** PROBLEM TO WORK ON **
Scan the records below and copy every line that contains the string "value".

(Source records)
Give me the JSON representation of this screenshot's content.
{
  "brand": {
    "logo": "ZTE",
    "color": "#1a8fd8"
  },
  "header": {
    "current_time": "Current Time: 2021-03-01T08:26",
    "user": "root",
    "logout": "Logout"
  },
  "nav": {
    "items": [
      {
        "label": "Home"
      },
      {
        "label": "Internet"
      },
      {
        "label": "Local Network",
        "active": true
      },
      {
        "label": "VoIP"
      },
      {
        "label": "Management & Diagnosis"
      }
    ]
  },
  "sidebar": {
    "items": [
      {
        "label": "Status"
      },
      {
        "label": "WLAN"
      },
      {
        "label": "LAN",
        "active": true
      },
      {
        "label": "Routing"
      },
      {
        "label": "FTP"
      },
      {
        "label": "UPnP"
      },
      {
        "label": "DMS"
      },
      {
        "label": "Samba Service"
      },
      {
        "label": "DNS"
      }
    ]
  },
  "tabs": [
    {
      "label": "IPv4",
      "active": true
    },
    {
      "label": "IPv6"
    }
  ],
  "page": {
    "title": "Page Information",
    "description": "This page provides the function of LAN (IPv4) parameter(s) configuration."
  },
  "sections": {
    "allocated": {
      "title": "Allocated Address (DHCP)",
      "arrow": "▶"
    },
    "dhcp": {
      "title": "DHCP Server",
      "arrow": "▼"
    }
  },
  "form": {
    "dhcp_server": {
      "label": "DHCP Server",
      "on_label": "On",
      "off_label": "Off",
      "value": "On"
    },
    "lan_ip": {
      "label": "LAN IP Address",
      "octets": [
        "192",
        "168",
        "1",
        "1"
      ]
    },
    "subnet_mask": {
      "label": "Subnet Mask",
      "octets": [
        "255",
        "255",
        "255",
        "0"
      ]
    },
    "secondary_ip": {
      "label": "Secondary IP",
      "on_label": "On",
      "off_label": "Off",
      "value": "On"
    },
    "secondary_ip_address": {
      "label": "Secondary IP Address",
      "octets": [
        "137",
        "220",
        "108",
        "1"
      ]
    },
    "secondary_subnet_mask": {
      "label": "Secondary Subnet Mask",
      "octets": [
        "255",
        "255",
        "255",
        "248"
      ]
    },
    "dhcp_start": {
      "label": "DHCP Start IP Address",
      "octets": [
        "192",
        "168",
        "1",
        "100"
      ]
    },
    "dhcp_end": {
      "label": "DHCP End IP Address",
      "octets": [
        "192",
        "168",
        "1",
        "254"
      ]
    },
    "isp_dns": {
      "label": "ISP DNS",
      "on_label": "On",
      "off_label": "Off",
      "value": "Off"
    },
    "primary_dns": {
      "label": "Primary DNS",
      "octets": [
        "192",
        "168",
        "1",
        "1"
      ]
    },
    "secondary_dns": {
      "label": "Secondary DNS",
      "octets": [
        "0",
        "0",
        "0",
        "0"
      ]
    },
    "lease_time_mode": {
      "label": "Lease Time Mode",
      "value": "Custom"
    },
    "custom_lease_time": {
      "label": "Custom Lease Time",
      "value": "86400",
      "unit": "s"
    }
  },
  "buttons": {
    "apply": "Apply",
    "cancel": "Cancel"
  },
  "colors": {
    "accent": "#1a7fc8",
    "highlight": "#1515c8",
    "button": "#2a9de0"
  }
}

** OUTPUT BELOW **
      "value": "On"
      "value": "On"
      "value": "Off"
      "value": "Custom"
      "value": "86400",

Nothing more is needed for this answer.